…following the revelation that my own country wouldn’t call me a rape victim if I was physically or chemically forced to have vaginal sex by a woman. It’s only rape in the UK if you penetrate them, and it’s only rape in Scotland if you have a penis. The FBI definition has been updated, but it is still highly problematic.
These are supposedly enlightened and egalitarian countries. But there are others which are arguably more so, and so perhaps there is still hope. The UN’s Human Development index has a list of the most ‘advanced’ nations. Let’s go through the 2011 top 5.
Bingo. As far as I can see this law is not gender specific, using such language as ‘Any person who commits or is accessory to another person’s committing an act of indecency with any person who is under 16 years of age shall be liable to imprisonment for a term not exceeding five years’. The jail sentences are short, but these are apparently being addressed. STDs are also interestingly classed as grevious bodily harm. So in theory the law on rape here isn’t sexist, though in practice we will still probably see the same disproportionate conviction in cases of male defendants or female accusers as we have in our countries. But still, this is a major improvement on what we have, and that makes our own sexism even more obvious.
Again, as far as I can see the dominant word here is ‘person’, or ‘an Australian citizen, resident or body corporate’, and even says ‘he or she’ when referring to rapists. However, in some areas (Western Australia, I’m looking at you) it slips back into the old ‘penetration’ issue. So men can be anally raped by men, women can be vaginally or anally raped by men, but men cannot be raped by a cis woman without the use of specialist equipment. Not as good as Norway, then, but better than what we have (which is pretty much a universal Western Australia).
3. The Netherlands

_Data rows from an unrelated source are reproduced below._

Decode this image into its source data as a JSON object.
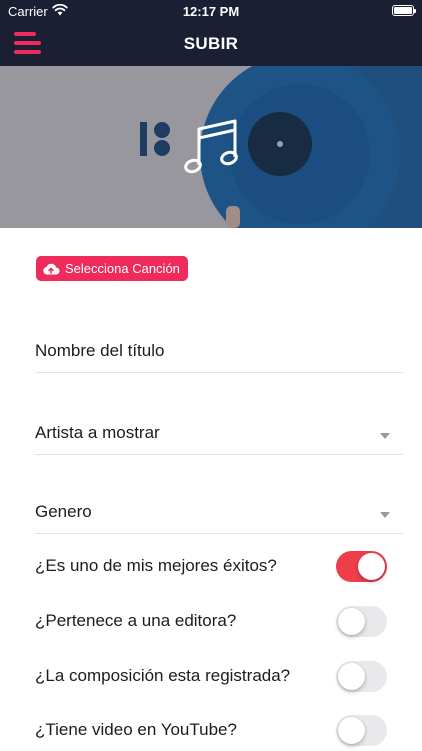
{
  "status_bar": {
    "carrier": "Carrier",
    "time": "12:17 PM",
    "battery_level": 1.0,
    "wifi_icon": "wifi-icon",
    "battery_icon": "battery-icon"
  },
  "nav": {
    "title": "SUBIR",
    "menu_icon": "hamburger-menu-icon"
  },
  "hero": {
    "image": "vinyl-record-photo",
    "icon": "music-note-icon"
  },
  "select_song": {
    "label": "Selecciona Canción",
    "icon": "cloud-upload-icon"
  },
  "form": {
    "title_field": {
      "placeholder": "Nombre del título"
    },
    "artist_field": {
      "placeholder": "Artista a mostrar",
      "icon": "dropdown-arrow-icon"
    },
    "genre_field": {
      "placeholder": "Genero",
      "icon": "dropdown-arrow-icon"
    }
  },
  "toggles": [
    {
      "label": "¿Es uno de mis mejores éxitos?",
      "on": true
    },
    {
      "label": "¿Pertenece a una editora?",
      "on": false
    },
    {
      "label": "¿La composición esta registrada?",
      "on": false
    },
    {
      "label": "¿Tiene video en YouTube?",
      "on": false
    }
  ],
  "colors": {
    "accent": "#ee2b5a",
    "switch_on": "#ee3e4c",
    "nav_background": "#1b1f33"
  }
}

Well this lasted long. We’re back to ‘he’. ‘He who by violence or other act or threat of violence or other act someone forces us to commit or tolerate lewd acts, is guilty of actual indecent assault, punishable by imprisonment not exceeding eight years or a fine of the fifth category’, and so on. It accepts that men can be raped without being penetrated, but still suggests that all rapists must be men. Third most developed country in the world? We’re not so far behind after all.

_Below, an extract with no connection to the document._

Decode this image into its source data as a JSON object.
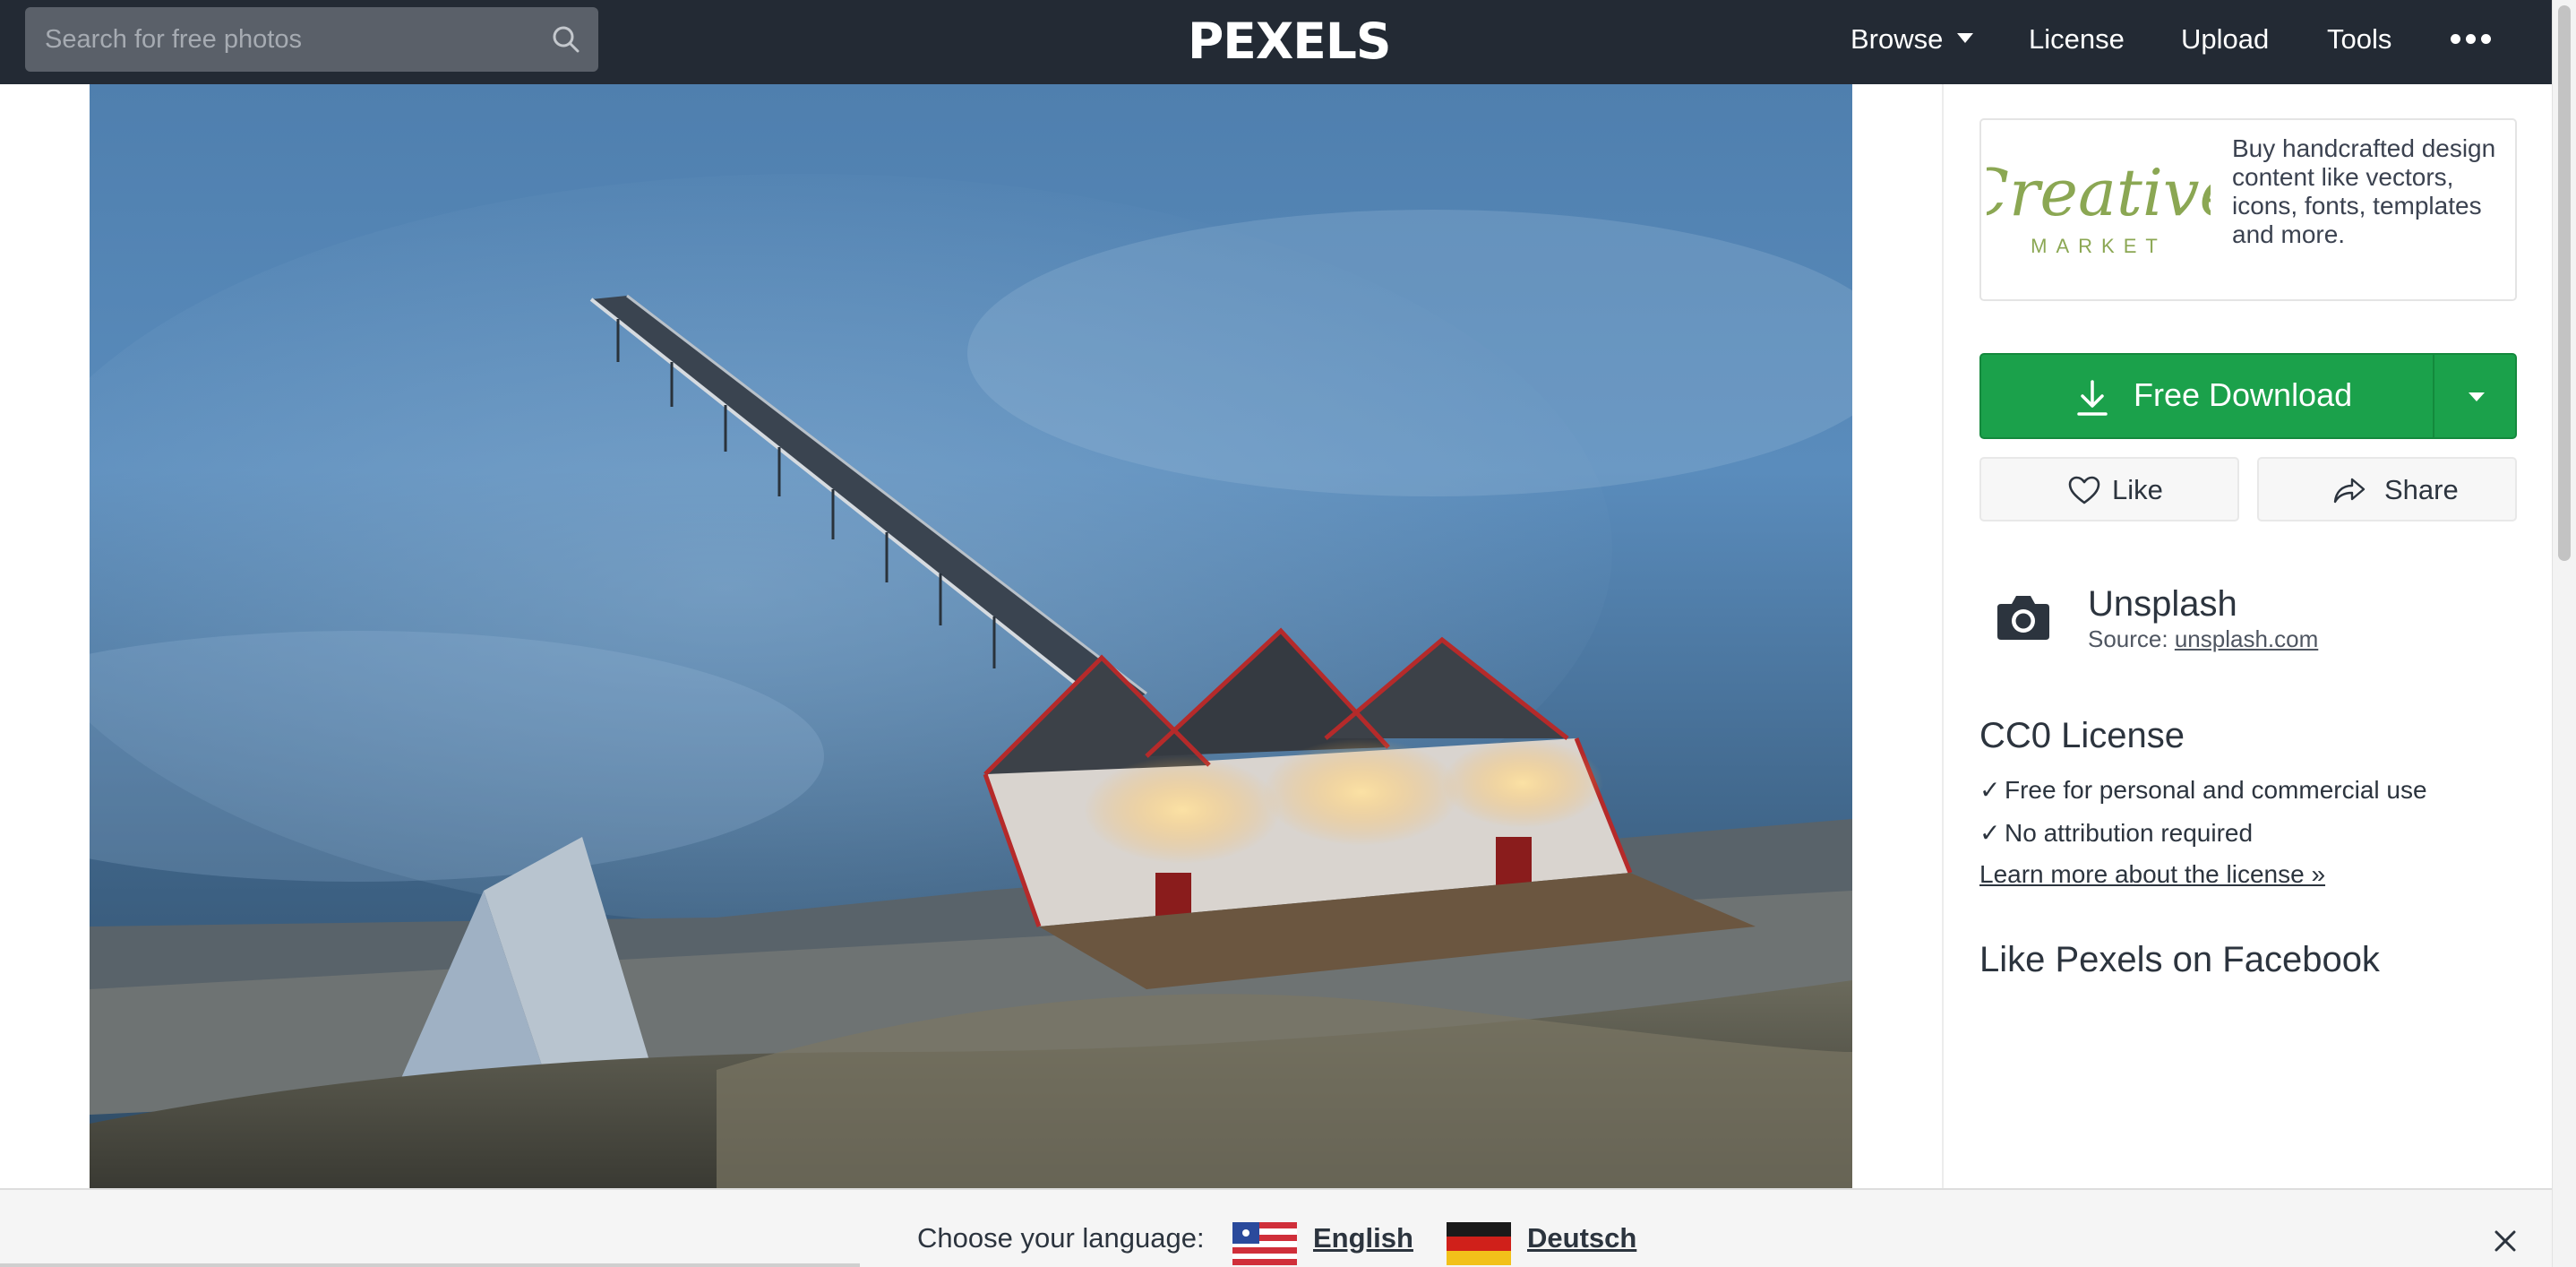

4. The United States
The 1994 law (as part of a ‘Violence Against Women Act’, which tells you all that you need to know) was problematic. The old FBI definition, not allowing for the rape of men or boys even with penetration, was problematic. The current FBI definition, now focusing on penetration, is still problematic. Some state laws, however, seem promising. California only mentions ‘intercourse’ and ‘individuals’ rather than penetrating men, whilst Texas mentions penetration but also specifies that it is rape if somebody ‘causes the sexual organ of another person, without that person’s consent, to contact or penetrate the mouth, anus, or sexual organ of another person, including the actor’. So under this law, women can rape men through penis-vagina intercourse. The FBI definition is still years behind though, and other states are even worse, so this is only a partial victory.
5. New Zealand
The definition of rape here is similar to the Scottish one. Penis, penis, penis. It’s actually worse, because it doesn’t include the anal rape of men. Rape is the penetration of the victim’s genitalia by the rapist’s penis, and so all rapists are men and all rape victims are women. Probably the worst account I’ve seen so far, and this is supposedly the fifth most developed nation in the world.
The majority of other countries are as bad, if not worse. Most of them don’t see men as possible rape victims. A large number think that only men can rape. But these are not just the countries which outlaw sex out of marriage or make homosexuality illegal, these are developed, enlightened, Western nations. These are the countries we live in. So if I am drugged and ‘raped’ by a woman tomorrow, and come on here and say as much, I will be guilty of the crime of libel whilst she will not be guilty of the crime of rape. Sexual violence, yes, but not rape. This sort of distinction is unnecessary, and it is sexist, and it is not only unjust in itself but it contributes to a much wider societal problem whereby the rape of men is not taken seriously.